Though a gifted student, after high school graduation my mother discouraged me from attending college, recommending that I instead find a job so that I could start paying rent. But I had grown to love school, the only place I felt valued and confident, so I navigated the scholarship process alone, winning a full ride to a local university, where I was allowed to spread the credits over part-time attendance in order to work full-time to support myself. I was hurt when my mother did not attend my college graduation ceremony, when she later begged off the launch party for my first book. I told myself that it didn’t matter, suppressing the knowledge that the approval of a parent is a potent, perpetual thing. Even as a bright, successful adult, I persistently felt unworthy, often crying myself to sleep while reliving the many instances when I’d felt shortchanged. Sometimes I would recall myself as a little girl and envision how I would have cared for her: allowing her to choose less showy glasses and matching outfits, reading The Adventures of Huckleberry Finn alongside her, screaming myself hoarse when she reached out her hand to accept a ribbon, a medal, a diploma.

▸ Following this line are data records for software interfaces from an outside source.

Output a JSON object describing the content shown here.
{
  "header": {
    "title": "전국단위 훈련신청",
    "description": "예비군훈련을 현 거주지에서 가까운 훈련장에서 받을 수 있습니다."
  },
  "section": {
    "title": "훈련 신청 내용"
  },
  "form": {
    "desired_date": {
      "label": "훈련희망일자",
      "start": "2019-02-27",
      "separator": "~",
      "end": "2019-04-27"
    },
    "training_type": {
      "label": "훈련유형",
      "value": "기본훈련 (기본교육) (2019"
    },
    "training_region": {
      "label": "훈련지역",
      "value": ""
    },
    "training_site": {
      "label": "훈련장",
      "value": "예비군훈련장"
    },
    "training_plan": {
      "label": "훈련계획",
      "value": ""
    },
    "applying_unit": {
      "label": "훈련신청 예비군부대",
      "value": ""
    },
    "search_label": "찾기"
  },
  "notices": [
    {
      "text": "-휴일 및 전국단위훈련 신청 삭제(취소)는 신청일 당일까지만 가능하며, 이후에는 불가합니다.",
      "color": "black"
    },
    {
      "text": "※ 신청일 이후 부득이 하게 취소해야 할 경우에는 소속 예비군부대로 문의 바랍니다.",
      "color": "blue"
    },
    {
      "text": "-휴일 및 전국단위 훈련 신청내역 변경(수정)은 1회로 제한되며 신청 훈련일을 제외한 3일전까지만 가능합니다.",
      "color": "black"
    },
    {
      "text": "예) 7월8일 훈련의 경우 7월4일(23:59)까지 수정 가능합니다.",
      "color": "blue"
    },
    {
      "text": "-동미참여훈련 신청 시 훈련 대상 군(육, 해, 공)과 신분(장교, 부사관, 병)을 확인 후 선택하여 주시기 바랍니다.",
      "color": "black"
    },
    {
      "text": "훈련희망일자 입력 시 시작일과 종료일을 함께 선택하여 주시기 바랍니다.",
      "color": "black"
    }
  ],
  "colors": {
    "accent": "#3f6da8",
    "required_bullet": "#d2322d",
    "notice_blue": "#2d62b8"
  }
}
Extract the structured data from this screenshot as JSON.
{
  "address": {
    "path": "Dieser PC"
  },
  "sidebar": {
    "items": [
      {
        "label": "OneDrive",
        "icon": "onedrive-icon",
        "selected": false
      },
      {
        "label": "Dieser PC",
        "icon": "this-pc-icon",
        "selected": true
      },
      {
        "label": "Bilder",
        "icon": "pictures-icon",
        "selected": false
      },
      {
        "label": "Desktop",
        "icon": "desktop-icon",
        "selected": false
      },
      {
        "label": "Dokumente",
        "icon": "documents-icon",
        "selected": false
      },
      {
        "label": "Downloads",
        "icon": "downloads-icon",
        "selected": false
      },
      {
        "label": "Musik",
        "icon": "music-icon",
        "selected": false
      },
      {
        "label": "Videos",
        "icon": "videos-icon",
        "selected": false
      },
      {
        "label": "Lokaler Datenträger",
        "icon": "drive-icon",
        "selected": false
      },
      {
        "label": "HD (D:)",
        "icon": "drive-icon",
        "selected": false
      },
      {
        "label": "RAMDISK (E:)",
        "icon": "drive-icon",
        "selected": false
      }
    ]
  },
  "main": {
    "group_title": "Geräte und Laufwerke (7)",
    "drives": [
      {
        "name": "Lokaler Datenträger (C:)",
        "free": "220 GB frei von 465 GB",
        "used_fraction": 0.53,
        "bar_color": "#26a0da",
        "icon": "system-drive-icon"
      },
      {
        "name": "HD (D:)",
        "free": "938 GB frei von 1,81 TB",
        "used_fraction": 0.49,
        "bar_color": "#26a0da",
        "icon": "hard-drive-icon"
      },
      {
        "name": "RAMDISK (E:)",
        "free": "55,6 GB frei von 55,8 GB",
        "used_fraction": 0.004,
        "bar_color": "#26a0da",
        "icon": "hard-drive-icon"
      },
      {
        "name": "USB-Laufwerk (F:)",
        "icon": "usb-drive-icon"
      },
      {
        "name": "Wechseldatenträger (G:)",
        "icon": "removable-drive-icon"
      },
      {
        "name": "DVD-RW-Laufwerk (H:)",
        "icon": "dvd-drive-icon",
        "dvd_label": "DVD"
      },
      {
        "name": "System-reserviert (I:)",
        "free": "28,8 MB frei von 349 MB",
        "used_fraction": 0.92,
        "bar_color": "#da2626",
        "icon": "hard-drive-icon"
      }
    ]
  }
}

Even after meeting the man I would marry and finally feeling loved and respected, carved into my psyche was the deep-rooted belief in my worthlessness. I carried it around like a boulder in my gut, used it as an unconscious lens through which to view all of my interactions, doggedly tried but failed to outrun it. Then, when I was pregnant with my daughter, I had a heart-clutching epiphany: her life would be shaped by my bitterness, depression and low self-esteem. If I did not pluck out the toxic thorns that continued to wound me, they would remain to poison my child. For the sake of her mental health I knew that I would have to radically alter my vision of myself, reconstruct the image of who I was, extinguish the power that my mother’s behavior continued to exert over me.
The first step was listening to the people who said that this is not uncommon, that most parents have favorite children, that some even have no qualms about revealing it. The next step was believing them, not just in my mind but in my gut. Then there was the step I wish that I had skipped, and that was confronting my mother, who called me insane before engaging in a lengthy tirade that likely continued long after I walked away. Foreseeing no progress on that front, the final and most difficult step was excising the hope for an emotionally healthy relationship with my mother. She never apologized for her behaviors—she never even admitted to them—but this was irrelevant as I finally understood that I was the one who had to change, to accept that she was simply unable to alter the vision of herself as a loving, impartial parent. Once I internalized this fact, I no longer felt unworthy or “less” than my older sibling regardless of what our mother felt.
I have a loving, healthy relationship with my daughter, an only child. Though my husband and I had agreed that we would have two children, I did not conclude until many years and hours of therapy later that I was unable to confer the heavy weight of second birth status on another child.